The decision not to list the Grouse under the ESA means that protection of the bird on private, and to a certain extent, federal land in Eastern Oregon will be regulated by Salem and not Washington, D. C. This means that when a land owner wants to change the use of his or her land, in a way that might affect core grouse habitat, they will be able to address the issue with Oregon, and not federal, people. Although change of regulation or arguing about the application of rules at the state level is difficult, it is not impossible. Changing regulations at the federal level is extraordinarily difficult and expensive, so avoiding a listing under the ESA and the massive wall of federal regulations that would have accompanied the listing, is a huge victory for Oregon.

Said Rep. Bentz (R-Ontario): "It is impossible to thank all of those who worked so hard for this hugely positive result, but I want to specifically thank Harney County Judge Steve Grasty, Oregon Cattlemen's Association Vice President John O'Keeffe, Drewsey rancher Carol Dunten, and from the Governor's office, Richard Whitman, (Senior Natural Resources Advisor), for the enormous amount of work, and time, and in many cases, unbelievable patience they devoted to the effort."

(photo/Jeannie Stafford, US Fish & Wildlife Service)

Coffee wars


8th Street: Dawson & Taylor is at the green awning on the left/Randy Stapilus

This sounds minor and it is minor, probably, but there seems a need to weigh in on the Otter coffee battle. (As though Idaho Governor C.L. "Butch" Otter doesn't have enough battles to deal with at the moment.)

The story, which won't be recounted in full here (you can get a good rundown from Kevin Richert at the Idaho Statesman) essentially is that. Otter's current office, during Statehouse remodeling, is located in an old post office building at the corner of 8th and Bannock streets in downtown Boise. Periodically he slips out for a cup of coffee. Mostly, that has been at Dawson & Taylor, a Boise-owned coffee shop roughly catty-corner from his office. more recently, though, he has been frequenting its' across-the-street competitor, Thomas Hammer, which is based in Spokane. One day recently, Otter was accosted by Dawson's proprietor, who chewed him out, using some non-broadcastable language in the process, for not contributing to local business. (The proprietor later apologized.)

Putting aside the Miss Manners elements of this, there's something interesting about the two coffee shops. As it happens, I know them both fairly well, as a customer, and like them both. Both are friendly places that serve good coffee, and both have good free wi-fi (two key considerations). But as shops they're quite different.

Dawson's - which I've described as my Boise regional office when in town - is funky, informal, artsy, often noisy and seems to draw shifting groups of regulars. Hammer is quieter, simpler, more chrome-and-glass, more uptown, and draws a different clientele - though defining the difference is a subtle matter. There's some temptation to call Dawson's the Democratic coffee place and Hammer the Republican - especially after the Otter incident - but too many people I've seen in both break the types. I've had coffee with plenty of both kinds of party people (as well as non-party people) in both places, up to and including the last visit. But . . . there's a difference, somewhere, between Dawson's people and Hammer people. My guess is that people who have frequented both places can discern a difference, and there's a socio-political analysis here.

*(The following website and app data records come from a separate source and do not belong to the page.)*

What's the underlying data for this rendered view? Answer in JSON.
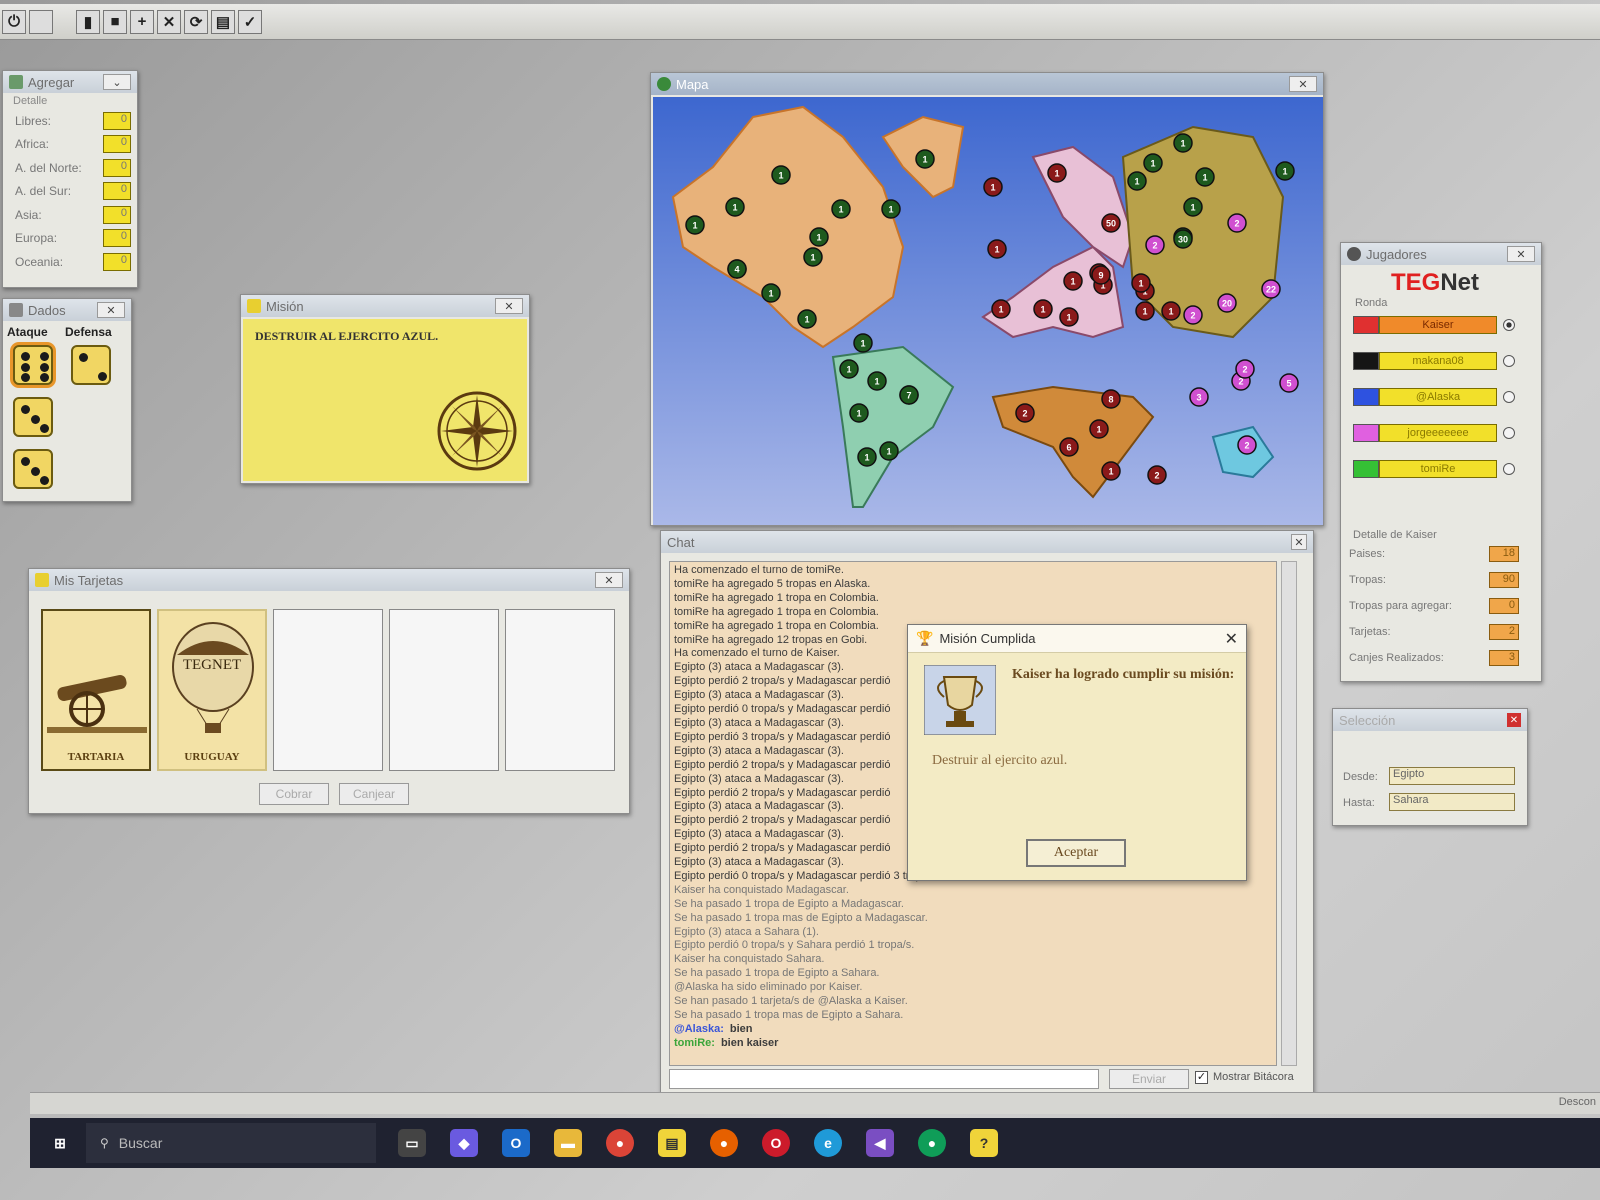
{
  "toolbar": {
    "buttons": [
      "power-icon",
      "blank-icon",
      "pause-icon",
      "stop-icon",
      "add-icon",
      "cancel-icon",
      "reload-icon",
      "book-icon",
      "check-icon"
    ]
  },
  "agregar": {
    "title": "Agregar",
    "group": "Detalle",
    "rows": [
      {
        "label": "Libres:",
        "value": "0"
      },
      {
        "label": "Africa:",
        "value": "0"
      },
      {
        "label": "A. del Norte:",
        "value": "0"
      },
      {
        "label": "A. del Sur:",
        "value": "0"
      },
      {
        "label": "Asia:",
        "value": "0"
      },
      {
        "label": "Europa:",
        "value": "0"
      },
      {
        "label": "Oceania:",
        "value": "0"
      }
    ]
  },
  "dados": {
    "title": "Dados",
    "attack_label": "Ataque",
    "defense_label": "Defensa",
    "attack": [
      6,
      3,
      3
    ],
    "defense": [
      2
    ]
  },
  "mision": {
    "title": "Misión",
    "text": "DESTRUIR AL EJERCITO AZUL."
  },
  "tarjetas": {
    "title": "Mis Tarjetas",
    "cards": [
      {
        "name": "TARTARIA"
      },
      {
        "name": "URUGUAY",
        "badge": "TEGNET"
      }
    ],
    "cobrar": "Cobrar",
    "canjear": "Canjear"
  },
  "mapa": {
    "title": "Mapa",
    "markers": [
      {
        "n": "1"
      },
      {
        "n": "1"
      },
      {
        "n": "1"
      },
      {
        "n": "1"
      },
      {
        "n": "1"
      },
      {
        "n": "1"
      },
      {
        "n": "1"
      },
      {
        "n": "1"
      },
      {
        "n": "1"
      },
      {
        "n": "1"
      },
      {
        "n": "1"
      },
      {
        "n": "1"
      },
      {
        "n": "1"
      },
      {
        "n": "1"
      },
      {
        "n": "1"
      },
      {
        "n": "1"
      },
      {
        "n": "1"
      },
      {
        "n": "1"
      },
      {
        "n": "1"
      },
      {
        "n": "1"
      },
      {
        "n": "1"
      },
      {
        "n": "4"
      },
      {
        "n": "7"
      },
      {
        "n": "1"
      },
      {
        "n": "1"
      },
      {
        "n": "1"
      },
      {
        "n": "1"
      },
      {
        "n": "1"
      },
      {
        "n": "1"
      },
      {
        "n": "1"
      },
      {
        "n": "1"
      },
      {
        "n": "50"
      },
      {
        "n": "2"
      },
      {
        "n": "9"
      },
      {
        "n": "1"
      },
      {
        "n": "1"
      },
      {
        "n": "1"
      },
      {
        "n": "1"
      },
      {
        "n": "1"
      },
      {
        "n": "1"
      },
      {
        "n": "1"
      },
      {
        "n": "1"
      },
      {
        "n": "1"
      },
      {
        "n": "30"
      },
      {
        "n": "2"
      },
      {
        "n": "20"
      },
      {
        "n": "22"
      },
      {
        "n": "2"
      },
      {
        "n": "2"
      },
      {
        "n": "8"
      },
      {
        "n": "1"
      },
      {
        "n": "6"
      },
      {
        "n": "1"
      },
      {
        "n": "2"
      },
      {
        "n": "2"
      },
      {
        "n": "2"
      },
      {
        "n": "3"
      },
      {
        "n": "5"
      },
      {
        "n": "2"
      }
    ]
  },
  "chat": {
    "title": "Chat",
    "lines": [
      "Ha comenzado el turno de tomiRe.",
      "tomiRe ha agregado 5 tropas en Alaska.",
      "tomiRe ha agregado 1 tropa en Colombia.",
      "tomiRe ha agregado 1 tropa en Colombia.",
      "tomiRe ha agregado 1 tropa en Colombia.",
      "tomiRe ha agregado 12 tropas en Gobi.",
      "Ha comenzado el turno de Kaiser.",
      "Egipto (3) ataca a Madagascar (3).",
      "Egipto perdió 2 tropa/s y Madagascar perdió",
      "Egipto (3) ataca a Madagascar (3).",
      "Egipto perdió 0 tropa/s y Madagascar perdió",
      "Egipto (3) ataca a Madagascar (3).",
      "Egipto perdió 3 tropa/s y Madagascar perdió",
      "Egipto (3) ataca a Madagascar (3).",
      "Egipto perdió 2 tropa/s y Madagascar perdió",
      "Egipto (3) ataca a Madagascar (3).",
      "Egipto perdió 2 tropa/s y Madagascar perdió",
      "Egipto (3) ataca a Madagascar (3).",
      "Egipto perdió 2 tropa/s y Madagascar perdió",
      "Egipto (3) ataca a Madagascar (3).",
      "Egipto perdió 2 tropa/s y Madagascar perdió",
      "Egipto (3) ataca a Madagascar (3).",
      "Egipto perdió 0 tropa/s y Madagascar perdió 3 tropa/s.",
      "Kaiser ha conquistado Madagascar.",
      "Se ha pasado 1 tropa de Egipto a Madagascar.",
      "Se ha pasado 1 tropa mas de Egipto a Madagascar.",
      "Egipto (3) ataca a Sahara (1).",
      "Egipto perdió 0 tropa/s y Sahara perdió 1 tropa/s.",
      "Kaiser ha conquistado Sahara.",
      "Se ha pasado 1 tropa de Egipto a Sahara.",
      "@Alaska ha sido eliminado por Kaiser.",
      "Se han pasado 1 tarjeta/s de @Alaska a Kaiser.",
      "Se ha pasado 1 tropa mas de Egipto a Sahara."
    ],
    "messages": [
      {
        "user": "@Alaska:",
        "text": "bien"
      },
      {
        "user": "tomiRe:",
        "text": "bien kaiser"
      }
    ],
    "send_label": "Enviar",
    "show_log_label": "Mostrar Bitácora"
  },
  "dialog": {
    "title": "Misión Cumplida",
    "heading": "Kaiser ha logrado cumplir su misión:",
    "body": "Destruir al ejercito azul.",
    "ok": "Aceptar"
  },
  "jugadores": {
    "title": "Jugadores",
    "logo_a": "TEG",
    "logo_b": "Net",
    "round_label": "Ronda",
    "players": [
      {
        "name": "Kaiser",
        "color": "#e03030"
      },
      {
        "name": "makana08",
        "color": "#151515"
      },
      {
        "name": "@Alaska",
        "color": "#2e52e0"
      },
      {
        "name": "jorgeeeeeee",
        "color": "#e060e0"
      },
      {
        "name": "tomiRe",
        "color": "#35c035"
      }
    ],
    "detail_title": "Detalle de Kaiser",
    "details": [
      {
        "label": "Paises:",
        "value": "18"
      },
      {
        "label": "Tropas:",
        "value": "90"
      },
      {
        "label": "Tropas para agregar:",
        "value": "0"
      },
      {
        "label": "Tarjetas:",
        "value": "2"
      },
      {
        "label": "Canjes Realizados:",
        "value": "3"
      }
    ]
  },
  "seleccion": {
    "title": "Selección",
    "desde_label": "Desde:",
    "desde": "Egipto",
    "hasta_label": "Hasta:",
    "hasta": "Sahara"
  },
  "taskbar": {
    "search_placeholder": "Buscar",
    "desconectar": "Descon"
  }
}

Maybe Otter can help. Maybe I need another couple cups of coffee.

ALSO There's this from the Boise Picayune, which extends the story a little further.